What's the best choice for individuals that want to have backup power?

jhotz

I wasn't in the area of the country that suffered (or continues to suffer) power outages, but I have been through a couple of hurricanes in the past. Surprisingly, the longest I was ever without power wasn't because of a hurricane, it was because of an unexpected severe thunderstorm. I actually have a small gas powered generator, which is great for keeping my fridge running and a couple of fluorescent floor lamps on during a power outage, but I have concerns about hooking it up to my computers and smartphones because I'm not sure how clean the power output is. Is it safe to hook up a devices like a PC to a gas generator, or is there another choice that is better?

Answer this Question

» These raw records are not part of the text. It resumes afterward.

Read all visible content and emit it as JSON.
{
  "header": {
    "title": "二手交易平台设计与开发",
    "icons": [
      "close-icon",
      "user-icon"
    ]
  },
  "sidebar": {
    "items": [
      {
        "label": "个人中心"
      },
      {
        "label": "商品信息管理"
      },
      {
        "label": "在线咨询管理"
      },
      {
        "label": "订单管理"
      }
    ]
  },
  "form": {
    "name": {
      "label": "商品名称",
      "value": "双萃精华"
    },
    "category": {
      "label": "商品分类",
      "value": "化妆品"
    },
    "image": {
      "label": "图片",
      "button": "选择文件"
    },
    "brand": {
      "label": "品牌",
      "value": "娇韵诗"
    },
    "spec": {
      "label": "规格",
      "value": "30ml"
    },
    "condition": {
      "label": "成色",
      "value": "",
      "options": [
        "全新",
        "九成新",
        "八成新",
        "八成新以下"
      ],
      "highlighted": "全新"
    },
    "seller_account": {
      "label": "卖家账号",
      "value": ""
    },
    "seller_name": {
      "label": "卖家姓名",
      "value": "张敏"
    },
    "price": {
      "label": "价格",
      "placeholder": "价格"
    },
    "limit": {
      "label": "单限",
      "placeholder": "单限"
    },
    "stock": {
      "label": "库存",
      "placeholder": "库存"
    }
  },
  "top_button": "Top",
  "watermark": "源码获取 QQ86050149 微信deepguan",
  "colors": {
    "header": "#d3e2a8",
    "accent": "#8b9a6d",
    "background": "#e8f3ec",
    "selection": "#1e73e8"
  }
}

Answers

2 total
jluppino
Vote Up (17)

A good surge protector would probably help to minimize the risk.  A better quality generator would be best, like a Yamaha or Honda.  The power output is cleaner and they make a heck of a lot less noise than most of the Briggs & Stratton powered generators.  I have a gas generator at home, but I also have a rechargeable portable power unit that I keep plugged in and charged all the time.  This is essentially a deep cell battery with a converter that changes DC to AC.  I've used it a few times over the years during power outages.  It also has jumper cables on it so I can start my car after leaving my phone plugged in too long with the engine not running. :-)

 

One thing to think about - laptops use more power than I would have thought.  If memory serves, my Windows laptop uses about 250 Watts of power (without going in and changing power settings), and it discharges my portable power unit in just a few hours of use. 

jimlynch
Vote Up (17)

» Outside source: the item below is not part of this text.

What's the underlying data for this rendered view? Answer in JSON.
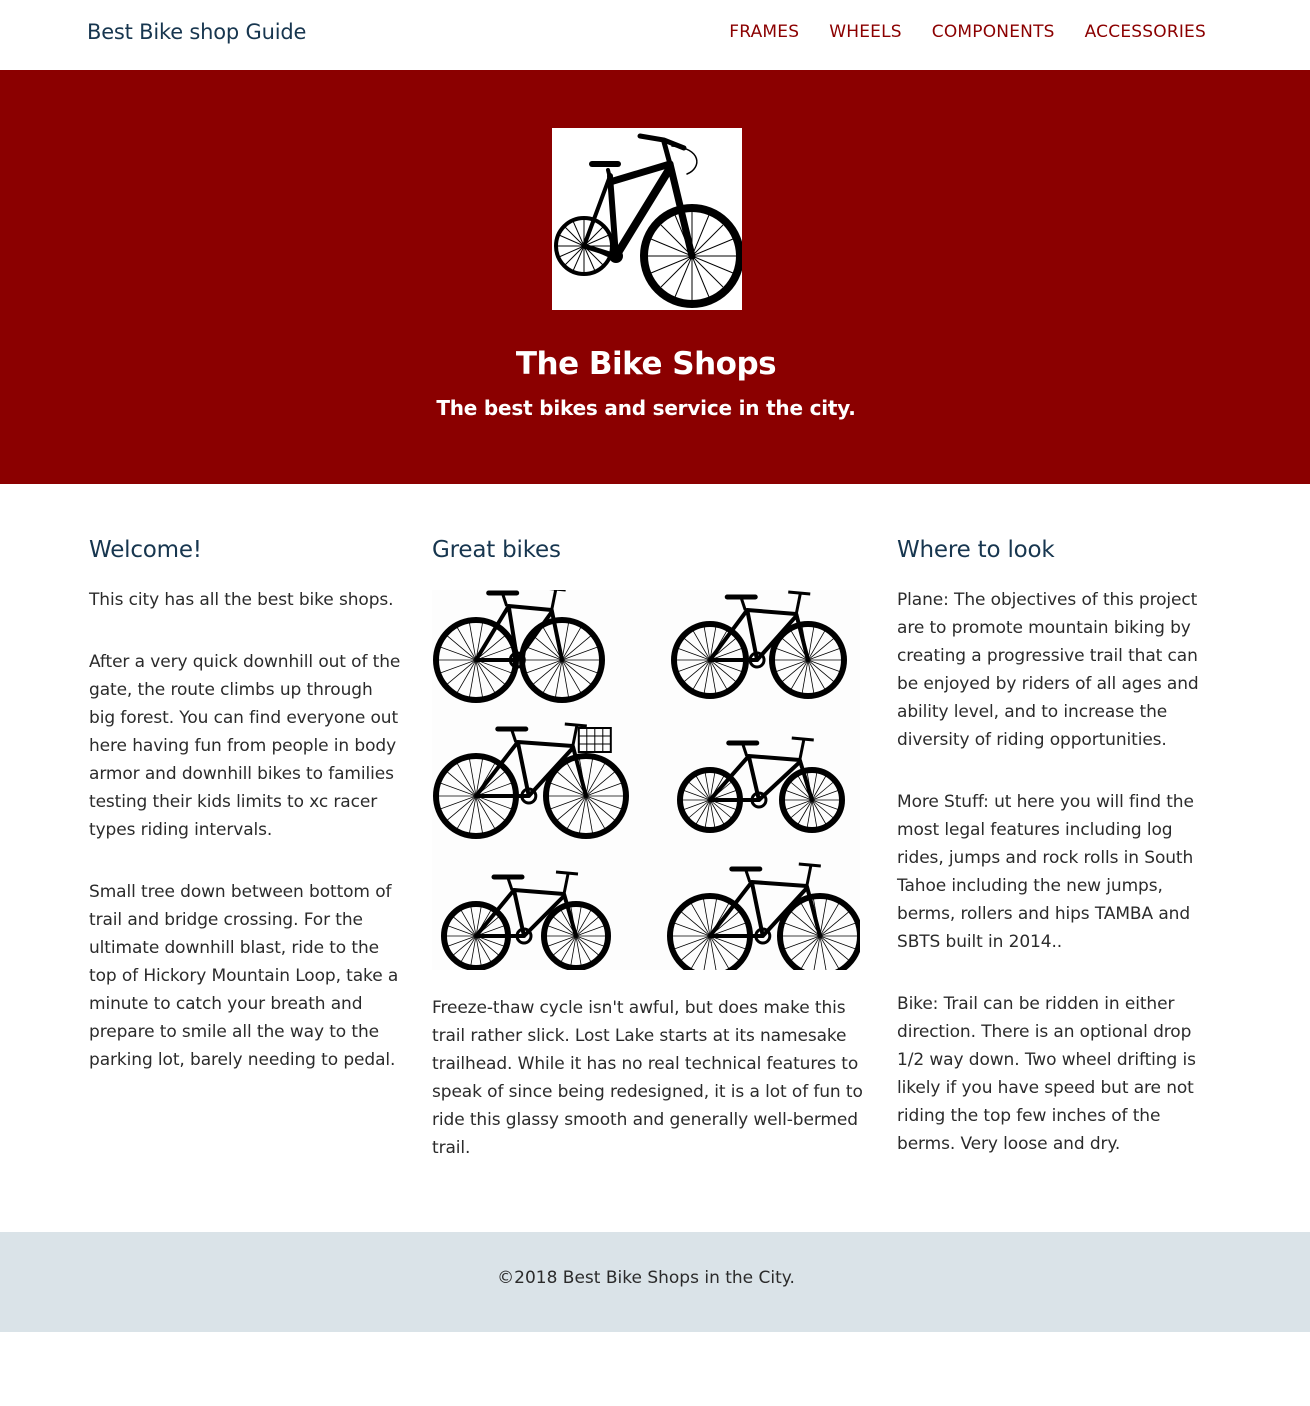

Perhaps hooking up a surge protector to the generator, then plugging in the computer to the surge protector might be a good idea? It seems that a lot of folks use generators with computers, so it might be worth a try.

The other thing that you could do is get a plugin for your vehicle, then charge the smartphone on that. It might also work for a laptop, and certainly for a tablet. Then you could run those things without even plugging them into the generator. Just use your vehicle to recharge them if you need to at some point.

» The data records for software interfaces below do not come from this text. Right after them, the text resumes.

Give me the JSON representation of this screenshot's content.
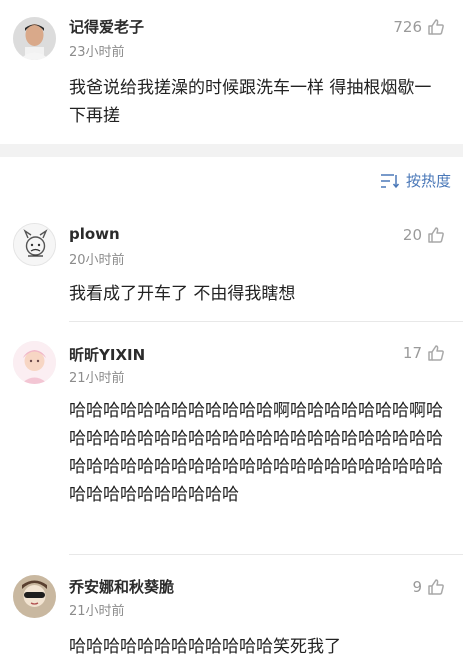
{
  "comments": [
    {
      "username": "记得爱老子",
      "time": "23小时前",
      "likes": "726",
      "text": "我爸说给我搓澡的时候跟洗车一样 得抽根烟歇一下再搓"
    },
    {
      "username": "plown",
      "time": "20小时前",
      "likes": "20",
      "text": "我看成了开车了 不由得我瞎想"
    },
    {
      "username": "昕昕YIXIN",
      "time": "21小时前",
      "likes": "17",
      "text": "哈哈哈哈哈哈哈哈哈哈哈哈啊哈哈哈哈哈哈哈啊哈哈哈哈哈哈哈哈哈哈哈哈哈哈哈哈哈哈哈哈哈哈哈哈哈哈哈哈哈哈哈哈哈哈哈哈哈哈哈哈哈哈哈哈哈哈哈哈哈哈哈哈哈哈哈"
    },
    {
      "username": "乔安娜和秋葵脆",
      "time": "21小时前",
      "likes": "9",
      "text": "哈哈哈哈哈哈哈哈哈哈哈哈笑死我了"
    }
  ],
  "sort": {
    "label": "按热度"
  },
  "colors": {
    "accent": "#4a78b8",
    "secondary_text": "#8c8c8c",
    "band": "#f2f2f2"
  },
  "icons": {
    "like": "thumbs-up-icon",
    "sort": "sort-lines-icon"
  }
}
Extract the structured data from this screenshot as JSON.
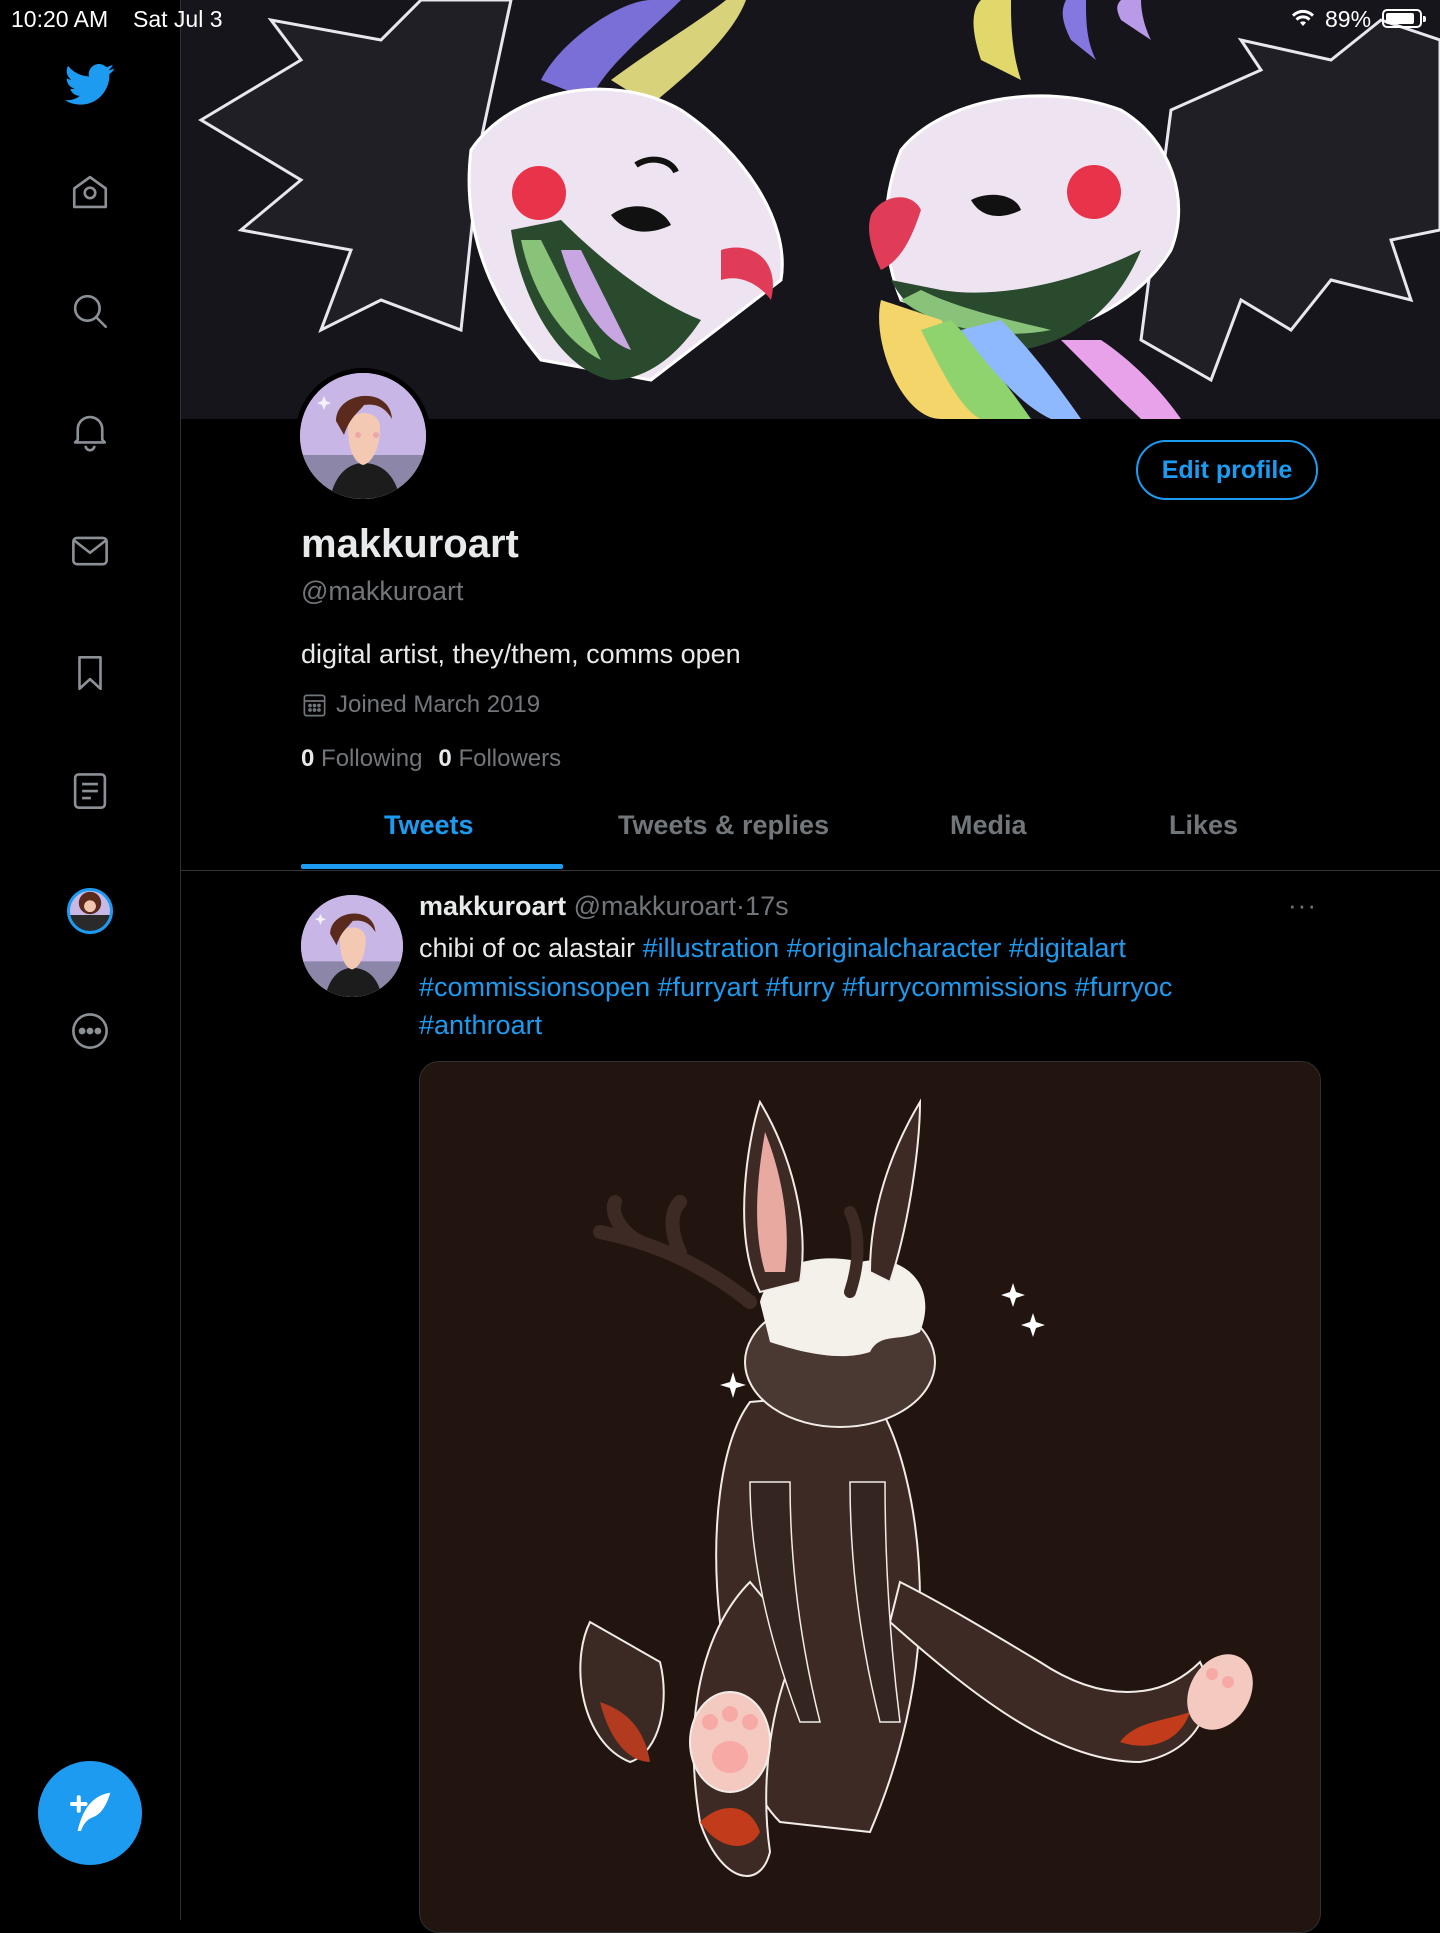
{
  "status_bar": {
    "time": "10:20 AM",
    "date": "Sat Jul 3",
    "battery_pct": "89%",
    "battery_level": 0.89
  },
  "sidebar": {
    "items": [
      {
        "icon": "twitter-logo-icon"
      },
      {
        "icon": "home-icon"
      },
      {
        "icon": "search-icon"
      },
      {
        "icon": "notifications-bell-icon"
      },
      {
        "icon": "messages-envelope-icon"
      },
      {
        "icon": "bookmark-icon"
      },
      {
        "icon": "lists-icon"
      },
      {
        "icon": "profile-avatar-icon"
      },
      {
        "icon": "more-icon"
      }
    ],
    "compose_icon": "compose-tweet-icon"
  },
  "profile": {
    "name": "makkuroart",
    "handle": "@makkuroart",
    "bio": "digital artist, they/them, comms open",
    "joined": "Joined March 2019",
    "following_count": "0",
    "following_label": "Following",
    "followers_count": "0",
    "followers_label": "Followers",
    "edit_button": "Edit profile"
  },
  "tabs": [
    {
      "label": "Tweets",
      "active": true
    },
    {
      "label": "Tweets & replies",
      "active": false
    },
    {
      "label": "Media",
      "active": false
    },
    {
      "label": "Likes",
      "active": false
    }
  ],
  "tweet": {
    "name": "makkuroart",
    "handle": "@makkuroart",
    "dot": "·",
    "time": "17s",
    "more": "···",
    "text": "chibi of oc alastair",
    "hashtags": [
      "#illustration",
      "#originalcharacter",
      "#digitalart",
      "#commissionsopen",
      "#furryart",
      "#furry",
      "#furrycommissions",
      "#furryoc",
      "#anthroart"
    ]
  },
  "colors": {
    "accent": "#1d9bf0",
    "background": "#000000",
    "secondary_text": "#71767b",
    "divider": "#2f3336"
  }
}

Ask a question

Join Now or Sign In to ask a question.
Researchers have concluded that those billions of connected devices could help save lives in the event of disaster, even one that knocks out the Internet
No July 4th show can match the entertainment value of watching dad upgrade an iPhone
A big barrier to widespread adoption of GitHub by Windows users has been the lack of friendly tooling to interact with the service. Most everything needed to be done through the command line and the initial setup of the security key exchange between your desktop and GitHub was enough to deter a lot of people. All of that has changed with GitHub Windows 2.0.
Advances in technology just keep making parenting more expensive
You don’t need to excavate a New Mexico landfill to find the code underlying Atari’s infamous video game flop
New technologies are giving small companies enterprise-like DR capabilities
Last week Jim Salter over at Ars Technica wrote a thorough and interesting article about the phenomenon known as bitrot and how next generation file systems are gearing up to combat the problem.
Most companies understand the risks associated with disaster recovery and business continuity and plan accordingly. Few can say the same thing about the software they own -- or don't own, as the case may be. That's where software asset management and software license management tools can make a difference.
Drinking and programming often go together, but is that really a good idea?
Real-life smartphone mini-disasters are widespread. They can be maddening and often amusing.
Join us:
Facebook

Twitter

Pinterest

Tumblr

LinkedIn

Google+

randomness